When "scientific consensus" is referred to in relation to climate change, it's referring to the following points:
•The earth is getting warmer
•The warming is mostly due to human activity
•If greenhouse gas (GHG) emissions continue, the warming will accelerate
Numerous survey studies have been done, and the results are overwhelmingly in favor of scientific consensus that the earth is warming and human activity is the cause. Surveys done by reputable organizations find that around 97% of climate scientists agree with the statements above. The following are results from a few of these surveys, plus a resolution from a very distinguished group of scientists.
Expert Credibility in Climate Change (NAS)

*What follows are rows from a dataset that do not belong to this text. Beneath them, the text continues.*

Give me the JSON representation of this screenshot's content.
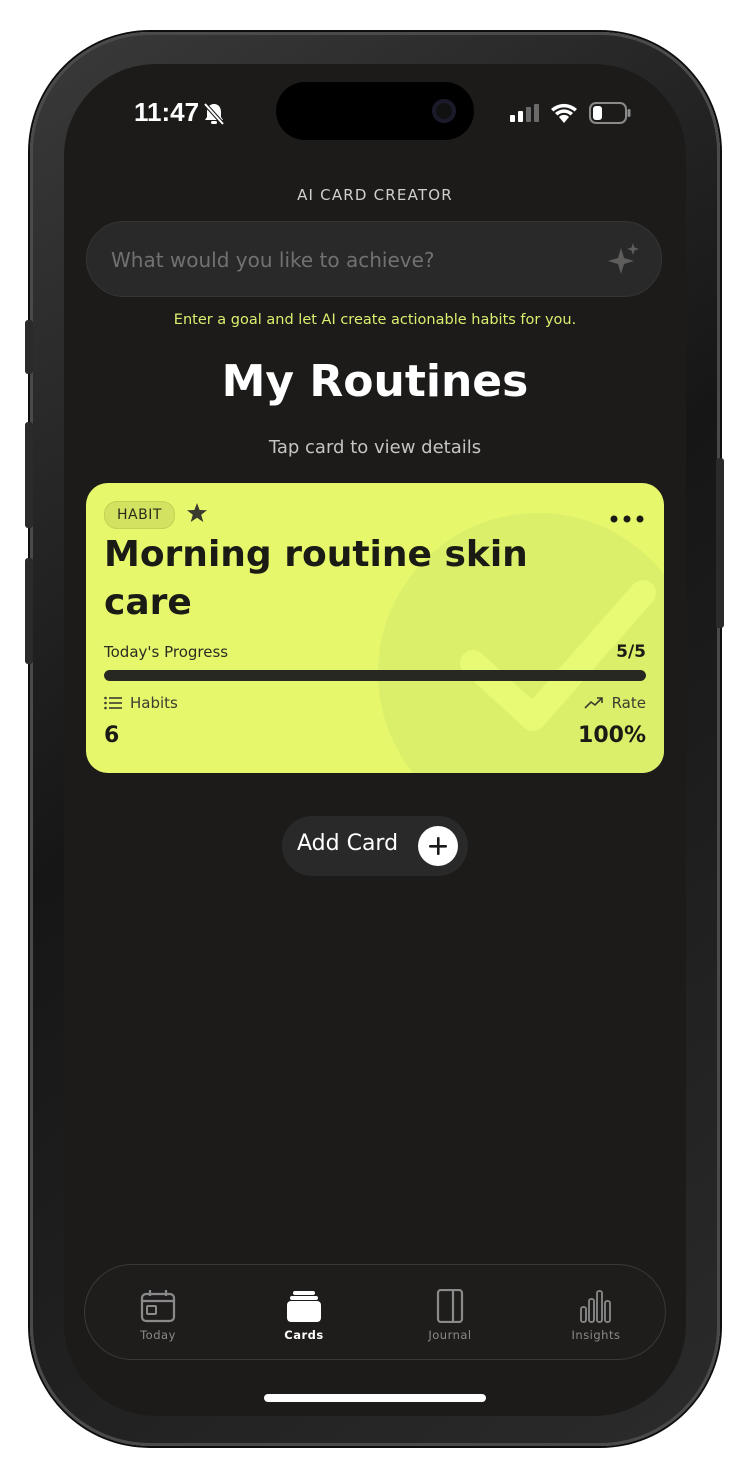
{
  "status": {
    "time": "11:47"
  },
  "ai_creator": {
    "title": "AI CARD CREATOR",
    "placeholder": "What would you like to achieve?",
    "hint": "Enter a goal and let AI create actionable habits for you."
  },
  "page": {
    "title": "My Routines",
    "subtitle": "Tap card to view details"
  },
  "card": {
    "type_label": "HABIT",
    "title": "Morning routine skin care",
    "progress_label": "Today's Progress",
    "progress_text": "5/5",
    "progress_fraction": 1.0,
    "habits_label": "Habits",
    "habits_count": "6",
    "rate_label": "Rate",
    "rate_value": "100%",
    "color": "#e6f76c"
  },
  "add_card": {
    "label": "Add Card"
  },
  "tabs": [
    {
      "label": "Today",
      "icon": "calendar-icon",
      "active": false
    },
    {
      "label": "Cards",
      "icon": "cards-icon",
      "active": true
    },
    {
      "label": "Journal",
      "icon": "journal-icon",
      "active": false
    },
    {
      "label": "Insights",
      "icon": "bar-chart-icon",
      "active": false
    }
  ],
  "colors": {
    "accent": "#d9ef6e",
    "background": "#1c1b1a"
  }
}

This study compiled a list of 1,372 climate scientists, and then looked at those who are "actively publishing" in the science of climate. They categorized the scientists as either "convinced" or "unconvinced" by the evidence. The results were that 97% of actively publishing climate scientists are convinced by the evidence of anthropogenic climate change. They also found that those scientists that were unconvinced had significantly fewer publications (in any science) than those that were convinced. This suggests that the (vocal) "unconvinced" group actually has done a lot less research. (Read this study in full.)

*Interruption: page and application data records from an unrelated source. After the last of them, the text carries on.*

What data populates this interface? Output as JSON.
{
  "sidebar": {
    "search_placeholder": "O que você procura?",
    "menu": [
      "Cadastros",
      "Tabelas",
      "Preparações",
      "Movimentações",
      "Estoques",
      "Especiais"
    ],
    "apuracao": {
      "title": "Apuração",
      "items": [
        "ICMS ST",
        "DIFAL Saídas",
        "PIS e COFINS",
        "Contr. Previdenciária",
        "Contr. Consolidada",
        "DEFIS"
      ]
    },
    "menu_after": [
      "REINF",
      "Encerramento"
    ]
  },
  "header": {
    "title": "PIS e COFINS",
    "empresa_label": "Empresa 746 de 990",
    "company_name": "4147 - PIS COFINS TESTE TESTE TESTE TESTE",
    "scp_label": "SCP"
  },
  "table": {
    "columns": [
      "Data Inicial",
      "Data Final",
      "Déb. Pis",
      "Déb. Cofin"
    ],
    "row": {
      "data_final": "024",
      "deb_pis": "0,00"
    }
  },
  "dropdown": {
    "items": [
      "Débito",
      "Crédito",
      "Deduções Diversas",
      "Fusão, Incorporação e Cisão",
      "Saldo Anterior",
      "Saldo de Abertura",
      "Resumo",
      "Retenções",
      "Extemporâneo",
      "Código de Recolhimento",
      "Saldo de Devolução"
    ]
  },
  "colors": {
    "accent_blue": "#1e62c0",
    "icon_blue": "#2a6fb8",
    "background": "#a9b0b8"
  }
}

Examining the Scientific Consensus on Climate Change (AGU)
This study was done in order to address the broader question of public opinion versus scientific opinion. It asked two questions, one about whether temperature is increasing, and one about whether or not human activity is contributing to any change. Here are the results:
Question #1: When compared with pre-1800s levels, do you think that mean global temperatures have generally risen, fallen, or remained relatively constant?
About 90% of all the scientists and 97% of the climate scientists said temperatures had risen.
Question #2: Do you think human activity is a significant contributing factor in changing mean global temperatures?
About 82% of all the scientists and 97% climate scientists agreed that human activity is a significant contributing factor.